[Start of section]

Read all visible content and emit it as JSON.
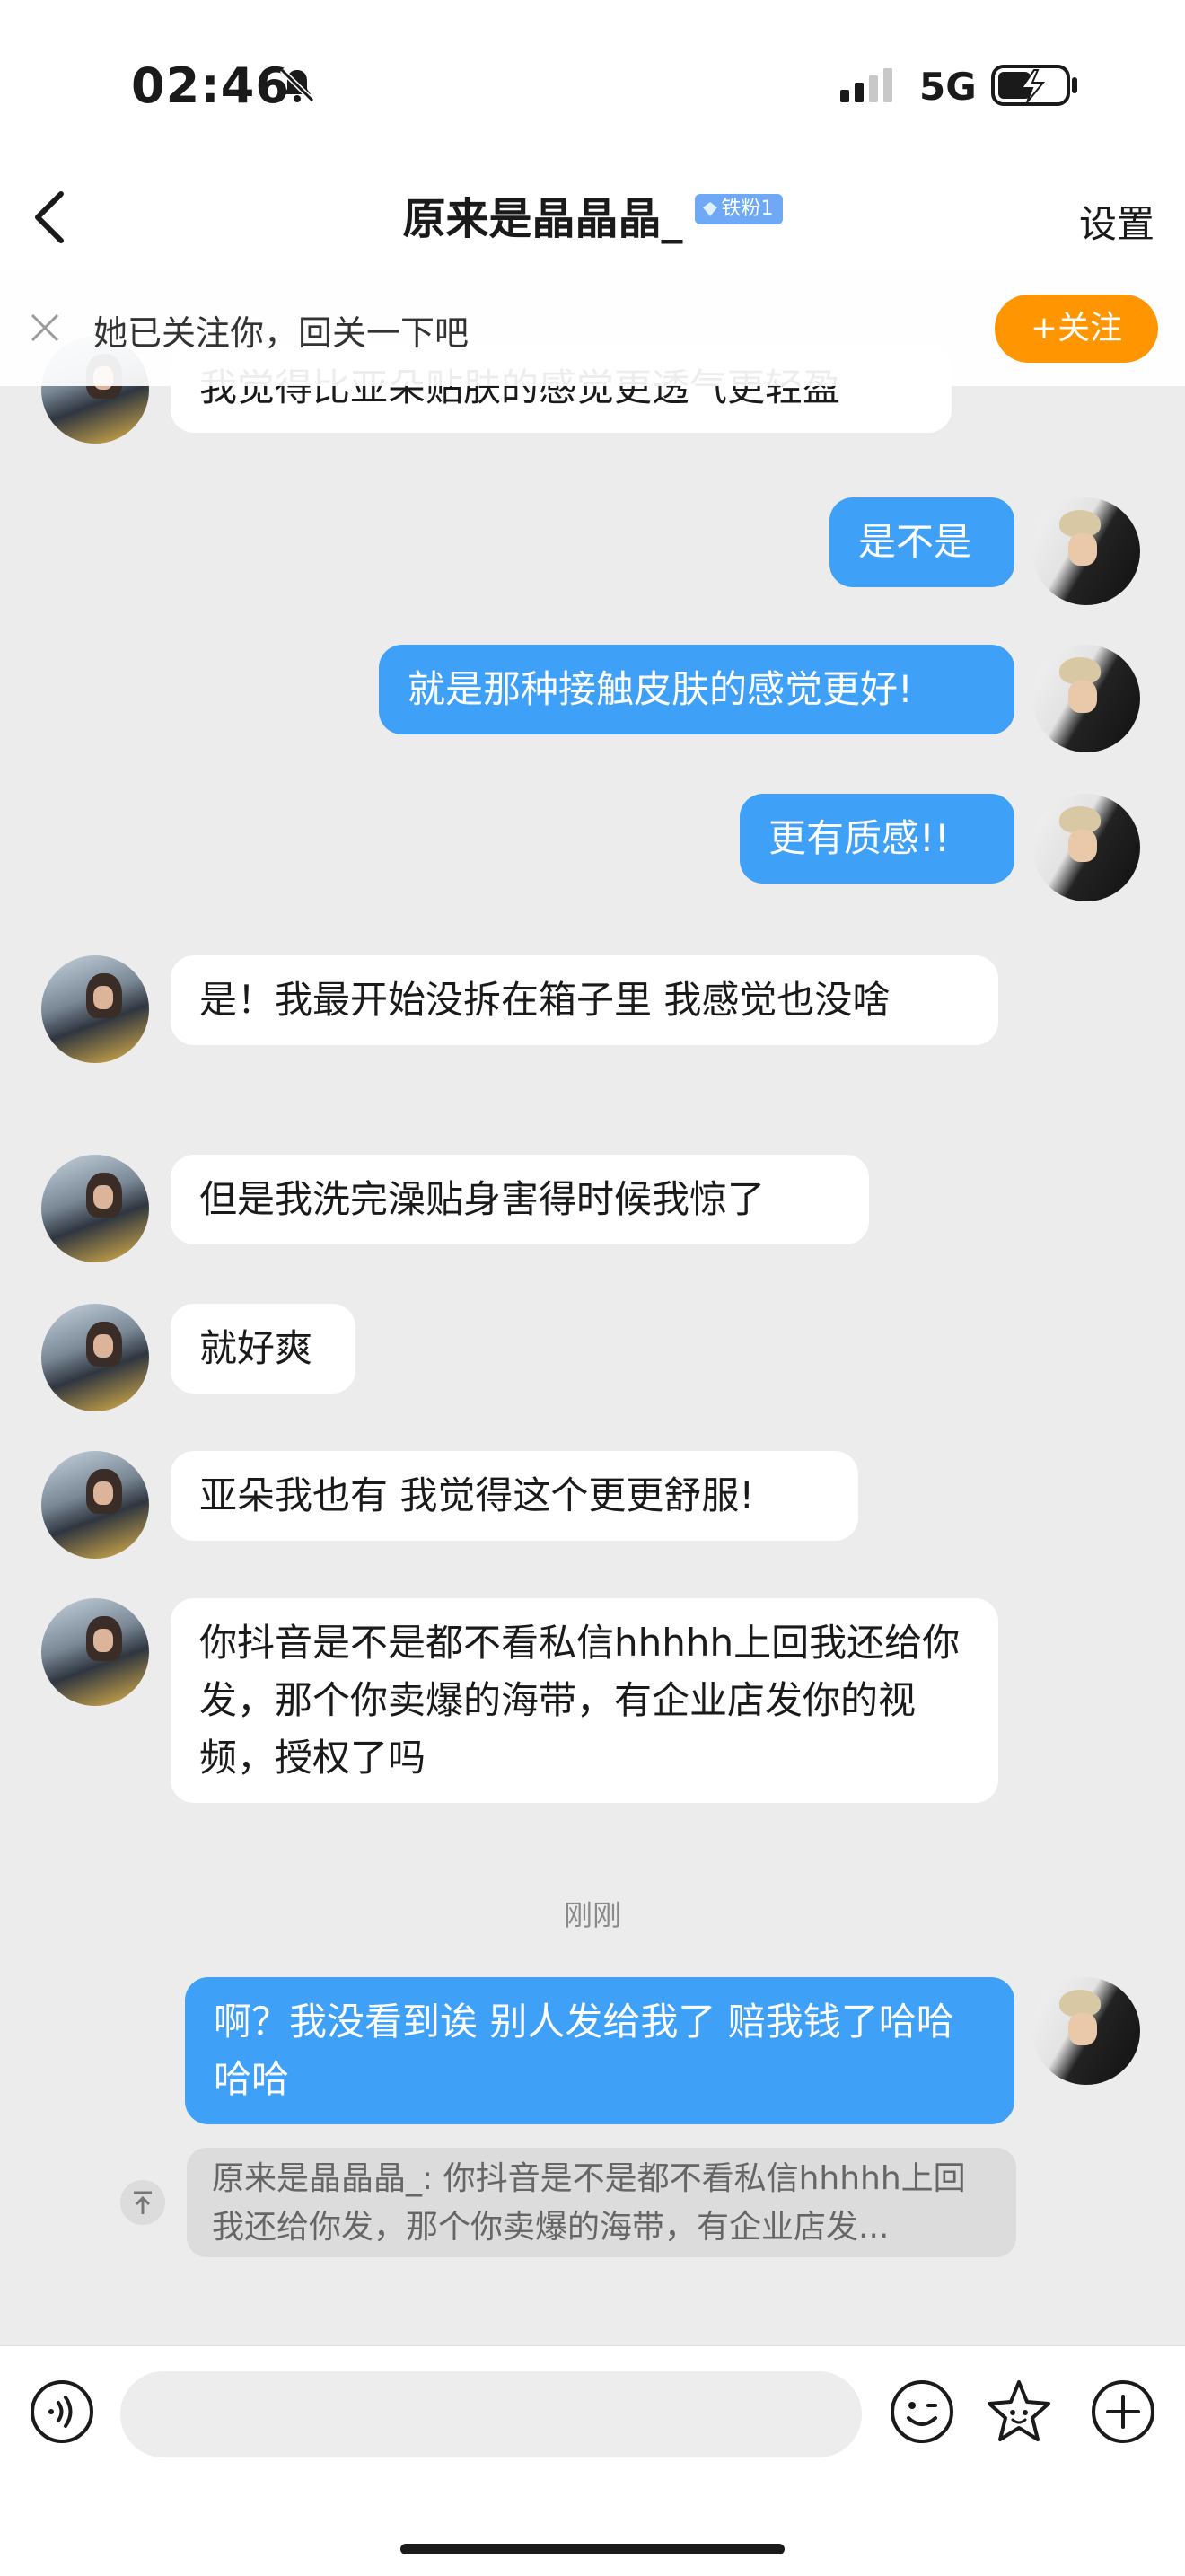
{
  "status_bar": {
    "time": "02:46",
    "network": "5G"
  },
  "nav": {
    "title": "原来是晶晶晶_",
    "badge": "铁粉1",
    "settings_label": "设置"
  },
  "follow_banner": {
    "text": "她已关注你，回关一下吧",
    "button_label": "+关注",
    "accent_color": "#ff9500"
  },
  "messages": [
    {
      "side": "in",
      "text": "我觉得比亚朵贴肤的感觉更透气更轻盈"
    },
    {
      "side": "out",
      "text": "是不是"
    },
    {
      "side": "out",
      "text": "就是那种接触皮肤的感觉更好!"
    },
    {
      "side": "out",
      "text": "更有质感!!"
    },
    {
      "side": "in",
      "text": "是！我最开始没拆在箱子里 我感觉也没啥"
    },
    {
      "side": "in",
      "text": "但是我洗完澡贴身害得时候我惊了"
    },
    {
      "side": "in",
      "text": "就好爽"
    },
    {
      "side": "in",
      "text": "亚朵我也有 我觉得这个更更舒服!"
    },
    {
      "side": "in",
      "text": "你抖音是不是都不看私信hhhhh上回我还给你发，那个你卖爆的海带，有企业店发你的视频，授权了吗"
    },
    {
      "side": "out",
      "text": "啊？我没看到诶 别人发给我了 赔我钱了哈哈哈哈"
    }
  ],
  "timestamp": "刚刚",
  "quote": {
    "text": "原来是晶晶晶_: 你抖音是不是都不看私信hhhhh上回我还给你发，那个你卖爆的海带，有企业店发..."
  },
  "input_bar": {
    "placeholder": ""
  },
  "colors": {
    "outgoing_bubble": "#3fa0f7",
    "incoming_bubble": "#ffffff",
    "background": "#ececec"
  },
  "icons": [
    "bell-slash-icon",
    "signal-icon",
    "battery-charging-icon",
    "back-arrow-icon",
    "gem-icon",
    "close-icon",
    "voice-icon",
    "emoji-icon",
    "sticker-icon",
    "plus-icon"
  ]
}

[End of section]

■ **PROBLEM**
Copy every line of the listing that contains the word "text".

■ **WRITTEN SOLUTION**
    "text": "她已关注你，回关一下吧",
      "text": "我觉得比亚朵贴肤的感觉更透气更轻盈"
      "text": "是不是"
      "text": "就是那种接触皮肤的感觉更好!"
      "text": "更有质感!!"
      "text": "是！我最开始没拆在箱子里 我感觉也没啥"
      "text": "但是我洗完澡贴身害得时候我惊了"
      "text": "就好爽"
      "text": "亚朵我也有 我觉得这个更更舒服!"
      "text": "你抖音是不是都不看私信hhhhh上回我还给你发，那个你卖爆的海带，有企业店发你的视频，授权了吗"
      "text": "啊？我没看到诶 别人发给我了 赔我钱了哈哈哈哈"
    "text": "原来是晶晶晶_: 你抖音是不是都不看私信hhhhh上回我还给你发，那个你卖爆的海带，有企业店发..."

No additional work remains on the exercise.